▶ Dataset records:
....................
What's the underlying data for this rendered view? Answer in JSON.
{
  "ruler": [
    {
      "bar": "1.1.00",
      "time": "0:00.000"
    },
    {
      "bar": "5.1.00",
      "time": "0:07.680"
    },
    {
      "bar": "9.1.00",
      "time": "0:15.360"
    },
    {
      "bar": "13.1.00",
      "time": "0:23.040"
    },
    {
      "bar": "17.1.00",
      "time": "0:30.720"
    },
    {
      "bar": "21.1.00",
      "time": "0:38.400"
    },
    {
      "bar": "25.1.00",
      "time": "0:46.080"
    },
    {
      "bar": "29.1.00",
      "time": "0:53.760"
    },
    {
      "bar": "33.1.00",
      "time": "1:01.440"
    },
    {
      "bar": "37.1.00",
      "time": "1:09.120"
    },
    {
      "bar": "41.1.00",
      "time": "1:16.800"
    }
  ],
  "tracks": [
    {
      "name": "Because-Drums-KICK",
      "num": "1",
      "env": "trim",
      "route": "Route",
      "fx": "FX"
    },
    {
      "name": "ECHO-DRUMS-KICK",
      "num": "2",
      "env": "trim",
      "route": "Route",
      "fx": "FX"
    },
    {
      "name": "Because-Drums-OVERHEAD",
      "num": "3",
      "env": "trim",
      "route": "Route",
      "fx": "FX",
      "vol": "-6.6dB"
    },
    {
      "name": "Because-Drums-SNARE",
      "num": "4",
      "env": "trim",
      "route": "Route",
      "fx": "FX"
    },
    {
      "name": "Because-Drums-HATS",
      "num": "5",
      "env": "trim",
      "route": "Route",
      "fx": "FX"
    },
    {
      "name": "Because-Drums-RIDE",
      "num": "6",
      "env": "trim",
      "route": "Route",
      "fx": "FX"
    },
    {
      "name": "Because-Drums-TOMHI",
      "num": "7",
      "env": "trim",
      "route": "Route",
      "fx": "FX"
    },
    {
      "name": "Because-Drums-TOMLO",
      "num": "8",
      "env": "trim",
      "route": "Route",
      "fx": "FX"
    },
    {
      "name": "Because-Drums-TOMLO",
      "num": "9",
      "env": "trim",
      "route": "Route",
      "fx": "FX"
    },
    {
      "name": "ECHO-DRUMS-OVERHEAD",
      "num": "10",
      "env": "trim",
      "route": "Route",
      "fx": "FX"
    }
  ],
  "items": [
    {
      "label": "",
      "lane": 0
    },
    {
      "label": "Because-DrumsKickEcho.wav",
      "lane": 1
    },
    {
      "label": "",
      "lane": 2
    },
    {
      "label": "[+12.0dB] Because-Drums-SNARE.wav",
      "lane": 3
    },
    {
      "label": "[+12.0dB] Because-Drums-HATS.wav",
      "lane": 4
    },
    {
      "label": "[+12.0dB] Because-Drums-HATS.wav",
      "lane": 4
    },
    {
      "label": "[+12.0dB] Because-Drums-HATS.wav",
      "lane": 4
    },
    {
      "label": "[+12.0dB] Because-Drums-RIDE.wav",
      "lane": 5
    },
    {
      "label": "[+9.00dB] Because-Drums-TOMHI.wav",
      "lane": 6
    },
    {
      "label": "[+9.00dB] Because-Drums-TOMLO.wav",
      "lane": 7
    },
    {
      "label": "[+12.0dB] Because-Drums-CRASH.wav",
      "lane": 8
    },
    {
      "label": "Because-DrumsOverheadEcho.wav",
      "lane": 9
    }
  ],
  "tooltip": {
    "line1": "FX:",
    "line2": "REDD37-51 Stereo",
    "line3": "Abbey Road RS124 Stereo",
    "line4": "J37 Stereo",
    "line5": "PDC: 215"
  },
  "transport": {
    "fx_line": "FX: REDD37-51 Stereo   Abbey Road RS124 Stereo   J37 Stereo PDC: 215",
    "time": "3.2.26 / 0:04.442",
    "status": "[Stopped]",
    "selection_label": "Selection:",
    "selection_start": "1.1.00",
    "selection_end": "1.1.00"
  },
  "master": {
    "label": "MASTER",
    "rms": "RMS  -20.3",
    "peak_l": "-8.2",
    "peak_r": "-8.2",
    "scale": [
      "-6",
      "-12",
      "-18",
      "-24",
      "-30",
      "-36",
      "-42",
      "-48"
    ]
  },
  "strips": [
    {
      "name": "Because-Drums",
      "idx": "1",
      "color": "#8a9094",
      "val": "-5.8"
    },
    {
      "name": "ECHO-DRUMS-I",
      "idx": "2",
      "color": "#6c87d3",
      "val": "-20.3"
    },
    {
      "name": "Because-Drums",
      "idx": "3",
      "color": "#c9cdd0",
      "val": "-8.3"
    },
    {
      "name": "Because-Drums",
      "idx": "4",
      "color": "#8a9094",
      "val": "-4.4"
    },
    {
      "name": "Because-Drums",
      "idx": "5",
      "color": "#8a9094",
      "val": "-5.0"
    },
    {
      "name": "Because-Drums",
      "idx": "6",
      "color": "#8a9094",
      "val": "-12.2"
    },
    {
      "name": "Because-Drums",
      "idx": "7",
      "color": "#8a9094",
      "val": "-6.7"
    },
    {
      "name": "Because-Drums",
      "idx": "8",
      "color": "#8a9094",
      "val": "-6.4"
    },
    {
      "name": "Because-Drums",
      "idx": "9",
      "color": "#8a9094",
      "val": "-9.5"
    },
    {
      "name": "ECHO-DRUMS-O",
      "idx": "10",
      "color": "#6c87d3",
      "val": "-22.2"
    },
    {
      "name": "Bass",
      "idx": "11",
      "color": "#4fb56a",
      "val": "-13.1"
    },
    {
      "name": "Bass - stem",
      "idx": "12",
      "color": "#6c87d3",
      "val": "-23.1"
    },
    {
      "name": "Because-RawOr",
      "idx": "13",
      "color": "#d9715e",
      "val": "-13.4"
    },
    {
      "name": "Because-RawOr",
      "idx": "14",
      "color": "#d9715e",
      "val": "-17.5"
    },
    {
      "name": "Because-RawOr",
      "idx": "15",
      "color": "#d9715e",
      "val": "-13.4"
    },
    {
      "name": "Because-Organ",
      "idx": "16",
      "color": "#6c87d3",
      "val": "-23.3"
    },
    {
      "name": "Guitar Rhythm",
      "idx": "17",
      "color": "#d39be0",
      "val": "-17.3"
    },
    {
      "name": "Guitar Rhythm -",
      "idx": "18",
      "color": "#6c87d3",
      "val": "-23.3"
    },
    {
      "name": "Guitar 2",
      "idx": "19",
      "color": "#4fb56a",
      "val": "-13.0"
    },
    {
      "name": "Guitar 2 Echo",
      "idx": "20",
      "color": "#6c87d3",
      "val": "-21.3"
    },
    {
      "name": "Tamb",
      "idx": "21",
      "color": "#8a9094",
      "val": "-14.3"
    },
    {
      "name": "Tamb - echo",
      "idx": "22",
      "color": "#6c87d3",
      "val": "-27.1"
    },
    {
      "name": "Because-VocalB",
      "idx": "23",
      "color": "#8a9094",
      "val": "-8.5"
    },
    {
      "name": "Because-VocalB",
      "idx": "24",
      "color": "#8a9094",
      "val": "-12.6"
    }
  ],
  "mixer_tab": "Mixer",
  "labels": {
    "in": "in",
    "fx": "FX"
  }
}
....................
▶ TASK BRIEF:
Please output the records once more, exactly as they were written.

▶ EXERCISE ANSWER:
What's the underlying data for this rendered view? Answer in JSON.
{
  "ruler": [
    {
      "bar": "1.1.00",
      "time": "0:00.000"
    },
    {
      "bar": "5.1.00",
      "time": "0:07.680"
    },
    {
      "bar": "9.1.00",
      "time": "0:15.360"
    },
    {
      "bar": "13.1.00",
      "time": "0:23.040"
    },
    {
      "bar": "17.1.00",
      "time": "0:30.720"
    },
    {
      "bar": "21.1.00",
      "time": "0:38.400"
    },
    {
      "bar": "25.1.00",
      "time": "0:46.080"
    },
    {
      "bar": "29.1.00",
      "time": "0:53.760"
    },
    {
      "bar": "33.1.00",
      "time": "1:01.440"
    },
    {
      "bar": "37.1.00",
      "time": "1:09.120"
    },
    {
      "bar": "41.1.00",
      "time": "1:16.800"
    }
  ],
  "tracks": [
    {
      "name": "Because-Drums-KICK",
      "num": "1",
      "env": "trim",
      "route": "Route",
      "fx": "FX"
    },
    {
      "name": "ECHO-DRUMS-KICK",
      "num": "2",
      "env": "trim",
      "route": "Route",
      "fx": "FX"
    },
    {
      "name": "Because-Drums-OVERHEAD",
      "num": "3",
      "env": "trim",
      "route": "Route",
      "fx": "FX",
      "vol": "-6.6dB"
    },
    {
      "name": "Because-Drums-SNARE",
      "num": "4",
      "env": "trim",
      "route": "Route",
      "fx": "FX"
    },
    {
      "name": "Because-Drums-HATS",
      "num": "5",
      "env": "trim",
      "route": "Route",
      "fx": "FX"
    },
    {
      "name": "Because-Drums-RIDE",
      "num": "6",
      "env": "trim",
      "route": "Route",
      "fx": "FX"
    },
    {
      "name": "Because-Drums-TOMHI",
      "num": "7",
      "env": "trim",
      "route": "Route",
      "fx": "FX"
    },
    {
      "name": "Because-Drums-TOMLO",
      "num": "8",
      "env": "trim",
      "route": "Route",
      "fx": "FX"
    },
    {
      "name": "Because-Drums-TOMLO",
      "num": "9",
      "env": "trim",
      "route": "Route",
      "fx": "FX"
    },
    {
      "name": "ECHO-DRUMS-OVERHEAD",
      "num": "10",
      "env": "trim",
      "route": "Route",
      "fx": "FX"
    }
  ],
  "items": [
    {
      "label": "",
      "lane": 0
    },
    {
      "label": "Because-DrumsKickEcho.wav",
      "lane": 1
    },
    {
      "label": "",
      "lane": 2
    },
    {
      "label": "[+12.0dB] Because-Drums-SNARE.wav",
      "lane": 3
    },
    {
      "label": "[+12.0dB] Because-Drums-HATS.wav",
      "lane": 4
    },
    {
      "label": "[+12.0dB] Because-Drums-HATS.wav",
      "lane": 4
    },
    {
      "label": "[+12.0dB] Because-Drums-HATS.wav",
      "lane": 4
    },
    {
      "label": "[+12.0dB] Because-Drums-RIDE.wav",
      "lane": 5
    },
    {
      "label": "[+9.00dB] Because-Drums-TOMHI.wav",
      "lane": 6
    },
    {
      "label": "[+9.00dB] Because-Drums-TOMLO.wav",
      "lane": 7
    },
    {
      "label": "[+12.0dB] Because-Drums-CRASH.wav",
      "lane": 8
    },
    {
      "label": "Because-DrumsOverheadEcho.wav",
      "lane": 9
    }
  ],
  "tooltip": {
    "line1": "FX:",
    "line2": "REDD37-51 Stereo",
    "line3": "Abbey Road RS124 Stereo",
    "line4": "J37 Stereo",
    "line5": "PDC: 215"
  },
  "transport": {
    "fx_line": "FX: REDD37-51 Stereo   Abbey Road RS124 Stereo   J37 Stereo PDC: 215",
    "time": "3.2.26 / 0:04.442",
    "status": "[Stopped]",
    "selection_label": "Selection:",
    "selection_start": "1.1.00",
    "selection_end": "1.1.00"
  },
  "master": {
    "label": "MASTER",
    "rms": "RMS  -20.3",
    "peak_l": "-8.2",
    "peak_r": "-8.2",
    "scale": [
      "-6",
      "-12",
      "-18",
      "-24",
      "-30",
      "-36",
      "-42",
      "-48"
    ]
  },
  "strips": [
    {
      "name": "Because-Drums",
      "idx": "1",
      "color": "#8a9094",
      "val": "-5.8"
    },
    {
      "name": "ECHO-DRUMS-I",
      "idx": "2",
      "color": "#6c87d3",
      "val": "-20.3"
    },
    {
      "name": "Because-Drums",
      "idx": "3",
      "color": "#c9cdd0",
      "val": "-8.3"
    },
    {
      "name": "Because-Drums",
      "idx": "4",
      "color": "#8a9094",
      "val": "-4.4"
    },
    {
      "name": "Because-Drums",
      "idx": "5",
      "color": "#8a9094",
      "val": "-5.0"
    },
    {
      "name": "Because-Drums",
      "idx": "6",
      "color": "#8a9094",
      "val": "-12.2"
    },
    {
      "name": "Because-Drums",
      "idx": "7",
      "color": "#8a9094",
      "val": "-6.7"
    },
    {
      "name": "Because-Drums",
      "idx": "8",
      "color": "#8a9094",
      "val": "-6.4"
    },
    {
      "name": "Because-Drums",
      "idx": "9",
      "color": "#8a9094",
      "val": "-9.5"
    },
    {
      "name": "ECHO-DRUMS-O",
      "idx": "10",
      "color": "#6c87d3",
      "val": "-22.2"
    },
    {
      "name": "Bass",
      "idx": "11",
      "color": "#4fb56a",
      "val": "-13.1"
    },
    {
      "name": "Bass - stem",
      "idx": "12",
      "color": "#6c87d3",
      "val": "-23.1"
    },
    {
      "name": "Because-RawOr",
      "idx": "13",
      "color": "#d9715e",
      "val": "-13.4"
    },
    {
      "name": "Because-RawOr",
      "idx": "14",
      "color": "#d9715e",
      "val": "-17.5"
    },
    {
      "name": "Because-RawOr",
      "idx": "15",
      "color": "#d9715e",
      "val": "-13.4"
    },
    {
      "name": "Because-Organ",
      "idx": "16",
      "color": "#6c87d3",
      "val": "-23.3"
    },
    {
      "name": "Guitar Rhythm",
      "idx": "17",
      "color": "#d39be0",
      "val": "-17.3"
    },
    {
      "name": "Guitar Rhythm -",
      "idx": "18",
      "color": "#6c87d3",
      "val": "-23.3"
    },
    {
      "name": "Guitar 2",
      "idx": "19",
      "color": "#4fb56a",
      "val": "-13.0"
    },
    {
      "name": "Guitar 2 Echo",
      "idx": "20",
      "color": "#6c87d3",
      "val": "-21.3"
    },
    {
      "name": "Tamb",
      "idx": "21",
      "color": "#8a9094",
      "val": "-14.3"
    },
    {
      "name": "Tamb - echo",
      "idx": "22",
      "color": "#6c87d3",
      "val": "-27.1"
    },
    {
      "name": "Because-VocalB",
      "idx": "23",
      "color": "#8a9094",
      "val": "-8.5"
    },
    {
      "name": "Because-VocalB",
      "idx": "24",
      "color": "#8a9094",
      "val": "-12.6"
    }
  ],
  "mixer_tab": "Mixer",
  "labels": {
    "in": "in",
    "fx": "FX"
  }
}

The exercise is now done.